(Beginning of Information given)

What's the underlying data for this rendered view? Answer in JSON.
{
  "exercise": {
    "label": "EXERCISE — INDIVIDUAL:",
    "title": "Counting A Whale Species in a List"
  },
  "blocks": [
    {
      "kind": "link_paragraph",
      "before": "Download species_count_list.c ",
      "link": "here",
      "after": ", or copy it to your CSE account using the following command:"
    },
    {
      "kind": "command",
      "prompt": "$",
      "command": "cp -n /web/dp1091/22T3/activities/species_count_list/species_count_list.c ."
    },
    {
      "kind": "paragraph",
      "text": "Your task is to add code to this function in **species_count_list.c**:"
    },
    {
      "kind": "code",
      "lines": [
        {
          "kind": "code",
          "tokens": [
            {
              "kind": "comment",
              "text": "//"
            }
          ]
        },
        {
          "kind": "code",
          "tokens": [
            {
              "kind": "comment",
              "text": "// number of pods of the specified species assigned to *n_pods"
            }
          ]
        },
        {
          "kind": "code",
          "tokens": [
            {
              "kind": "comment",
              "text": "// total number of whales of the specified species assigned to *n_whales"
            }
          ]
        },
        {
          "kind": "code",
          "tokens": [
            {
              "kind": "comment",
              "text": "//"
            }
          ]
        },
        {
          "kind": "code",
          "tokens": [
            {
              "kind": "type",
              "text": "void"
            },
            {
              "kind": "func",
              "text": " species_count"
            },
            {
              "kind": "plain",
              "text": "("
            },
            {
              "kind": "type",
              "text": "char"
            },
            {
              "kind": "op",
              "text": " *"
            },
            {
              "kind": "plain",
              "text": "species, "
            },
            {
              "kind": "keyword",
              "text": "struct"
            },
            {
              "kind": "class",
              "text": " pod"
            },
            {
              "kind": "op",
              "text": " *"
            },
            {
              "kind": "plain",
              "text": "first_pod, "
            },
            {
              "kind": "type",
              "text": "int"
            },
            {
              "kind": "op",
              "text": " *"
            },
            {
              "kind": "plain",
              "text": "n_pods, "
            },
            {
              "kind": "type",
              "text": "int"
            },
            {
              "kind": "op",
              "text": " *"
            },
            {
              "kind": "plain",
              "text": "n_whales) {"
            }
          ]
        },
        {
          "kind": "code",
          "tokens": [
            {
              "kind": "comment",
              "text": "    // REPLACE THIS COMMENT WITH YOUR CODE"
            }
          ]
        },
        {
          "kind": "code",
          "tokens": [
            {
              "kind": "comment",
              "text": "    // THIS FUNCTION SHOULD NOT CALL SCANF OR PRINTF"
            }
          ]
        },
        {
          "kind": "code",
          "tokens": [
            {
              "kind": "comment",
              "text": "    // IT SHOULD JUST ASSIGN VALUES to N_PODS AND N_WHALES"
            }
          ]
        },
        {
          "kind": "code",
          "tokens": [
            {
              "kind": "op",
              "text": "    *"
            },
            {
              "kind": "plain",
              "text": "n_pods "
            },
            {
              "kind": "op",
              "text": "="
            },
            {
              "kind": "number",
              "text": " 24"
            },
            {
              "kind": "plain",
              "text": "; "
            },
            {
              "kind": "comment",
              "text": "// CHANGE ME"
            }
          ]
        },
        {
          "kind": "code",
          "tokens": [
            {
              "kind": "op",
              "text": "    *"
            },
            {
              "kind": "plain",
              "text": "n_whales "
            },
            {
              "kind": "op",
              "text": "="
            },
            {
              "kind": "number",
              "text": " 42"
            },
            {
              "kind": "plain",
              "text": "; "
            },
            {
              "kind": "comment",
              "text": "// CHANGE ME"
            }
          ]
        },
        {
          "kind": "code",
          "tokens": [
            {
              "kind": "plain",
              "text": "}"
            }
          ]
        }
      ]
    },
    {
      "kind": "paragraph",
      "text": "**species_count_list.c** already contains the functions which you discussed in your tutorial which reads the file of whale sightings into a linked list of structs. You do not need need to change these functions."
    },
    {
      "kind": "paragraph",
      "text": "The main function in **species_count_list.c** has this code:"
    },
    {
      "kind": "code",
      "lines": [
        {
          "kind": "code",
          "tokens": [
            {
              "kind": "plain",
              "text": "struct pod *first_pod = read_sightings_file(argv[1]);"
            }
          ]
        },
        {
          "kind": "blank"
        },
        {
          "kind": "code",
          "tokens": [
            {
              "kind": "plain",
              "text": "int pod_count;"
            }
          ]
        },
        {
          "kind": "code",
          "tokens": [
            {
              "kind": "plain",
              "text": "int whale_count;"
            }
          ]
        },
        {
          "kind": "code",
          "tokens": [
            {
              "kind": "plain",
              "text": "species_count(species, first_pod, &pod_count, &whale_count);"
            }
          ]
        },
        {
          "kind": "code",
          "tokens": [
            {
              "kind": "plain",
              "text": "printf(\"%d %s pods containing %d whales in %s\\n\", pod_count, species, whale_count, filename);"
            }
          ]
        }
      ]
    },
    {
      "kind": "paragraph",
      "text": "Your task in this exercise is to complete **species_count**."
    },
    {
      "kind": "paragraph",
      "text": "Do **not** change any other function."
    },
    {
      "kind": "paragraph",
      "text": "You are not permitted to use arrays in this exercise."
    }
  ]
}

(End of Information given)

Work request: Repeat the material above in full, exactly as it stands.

Written solution:
What's the underlying data for this rendered view? Answer in JSON.
{
  "exercise": {
    "label": "EXERCISE — INDIVIDUAL:",
    "title": "Counting A Whale Species in a List"
  },
  "blocks": [
    {
      "kind": "link_paragraph",
      "before": "Download species_count_list.c ",
      "link": "here",
      "after": ", or copy it to your CSE account using the following command:"
    },
    {
      "kind": "command",
      "prompt": "$",
      "command": "cp -n /web/dp1091/22T3/activities/species_count_list/species_count_list.c ."
    },
    {
      "kind": "paragraph",
      "text": "Your task is to add code to this function in **species_count_list.c**:"
    },
    {
      "kind": "code",
      "lines": [
        {
          "kind": "code",
          "tokens": [
            {
              "kind": "comment",
              "text": "//"
            }
          ]
        },
        {
          "kind": "code",
          "tokens": [
            {
              "kind": "comment",
              "text": "// number of pods of the specified species assigned to *n_pods"
            }
          ]
        },
        {
          "kind": "code",
          "tokens": [
            {
              "kind": "comment",
              "text": "// total number of whales of the specified species assigned to *n_whales"
            }
          ]
        },
        {
          "kind": "code",
          "tokens": [
            {
              "kind": "comment",
              "text": "//"
            }
          ]
        },
        {
          "kind": "code",
          "tokens": [
            {
              "kind": "type",
              "text": "void"
            },
            {
              "kind": "func",
              "text": " species_count"
            },
            {
              "kind": "plain",
              "text": "("
            },
            {
              "kind": "type",
              "text": "char"
            },
            {
              "kind": "op",
              "text": " *"
            },
            {
              "kind": "plain",
              "text": "species, "
            },
            {
              "kind": "keyword",
              "text": "struct"
            },
            {
              "kind": "class",
              "text": " pod"
            },
            {
              "kind": "op",
              "text": " *"
            },
            {
              "kind": "plain",
              "text": "first_pod, "
            },
            {
              "kind": "type",
              "text": "int"
            },
            {
              "kind": "op",
              "text": " *"
            },
            {
              "kind": "plain",
              "text": "n_pods, "
            },
            {
              "kind": "type",
              "text": "int"
            },
            {
              "kind": "op",
              "text": " *"
            },
            {
              "kind": "plain",
              "text": "n_whales) {"
            }
          ]
        },
        {
          "kind": "code",
          "tokens": [
            {
              "kind": "comment",
              "text": "    // REPLACE THIS COMMENT WITH YOUR CODE"
            }
          ]
        },
        {
          "kind": "code",
          "tokens": [
            {
              "kind": "comment",
              "text": "    // THIS FUNCTION SHOULD NOT CALL SCANF OR PRINTF"
            }
          ]
        },
        {
          "kind": "code",
          "tokens": [
            {
              "kind": "comment",
              "text": "    // IT SHOULD JUST ASSIGN VALUES to N_PODS AND N_WHALES"
            }
          ]
        },
        {
          "kind": "code",
          "tokens": [
            {
              "kind": "op",
              "text": "    *"
            },
            {
              "kind": "plain",
              "text": "n_pods "
            },
            {
              "kind": "op",
              "text": "="
            },
            {
              "kind": "number",
              "text": " 24"
            },
            {
              "kind": "plain",
              "text": "; "
            },
            {
              "kind": "comment",
              "text": "// CHANGE ME"
            }
          ]
        },
        {
          "kind": "code",
          "tokens": [
            {
              "kind": "op",
              "text": "    *"
            },
            {
              "kind": "plain",
              "text": "n_whales "
            },
            {
              "kind": "op",
              "text": "="
            },
            {
              "kind": "number",
              "text": " 42"
            },
            {
              "kind": "plain",
              "text": "; "
            },
            {
              "kind": "comment",
              "text": "// CHANGE ME"
            }
          ]
        },
        {
          "kind": "code",
          "tokens": [
            {
              "kind": "plain",
              "text": "}"
            }
          ]
        }
      ]
    },
    {
      "kind": "paragraph",
      "text": "**species_count_list.c** already contains the functions which you discussed in your tutorial which reads the file of whale sightings into a linked list of structs. You do not need need to change these functions."
    },
    {
      "kind": "paragraph",
      "text": "The main function in **species_count_list.c** has this code:"
    },
    {
      "kind": "code",
      "lines": [
        {
          "kind": "code",
          "tokens": [
            {
              "kind": "plain",
              "text": "struct pod *first_pod = read_sightings_file(argv[1]);"
            }
          ]
        },
        {
          "kind": "blank"
        },
        {
          "kind": "code",
          "tokens": [
            {
              "kind": "plain",
              "text": "int pod_count;"
            }
          ]
        },
        {
          "kind": "code",
          "tokens": [
            {
              "kind": "plain",
              "text": "int whale_count;"
            }
          ]
        },
        {
          "kind": "code",
          "tokens": [
            {
              "kind": "plain",
              "text": "species_count(species, first_pod, &pod_count, &whale_count);"
            }
          ]
        },
        {
          "kind": "code",
          "tokens": [
            {
              "kind": "plain",
              "text": "printf(\"%d %s pods containing %d whales in %s\\n\", pod_count, species, whale_count, filename);"
            }
          ]
        }
      ]
    },
    {
      "kind": "paragraph",
      "text": "Your task in this exercise is to complete **species_count**."
    },
    {
      "kind": "paragraph",
      "text": "Do **not** change any other function."
    },
    {
      "kind": "paragraph",
      "text": "You are not permitted to use arrays in this exercise."
    }
  ]
}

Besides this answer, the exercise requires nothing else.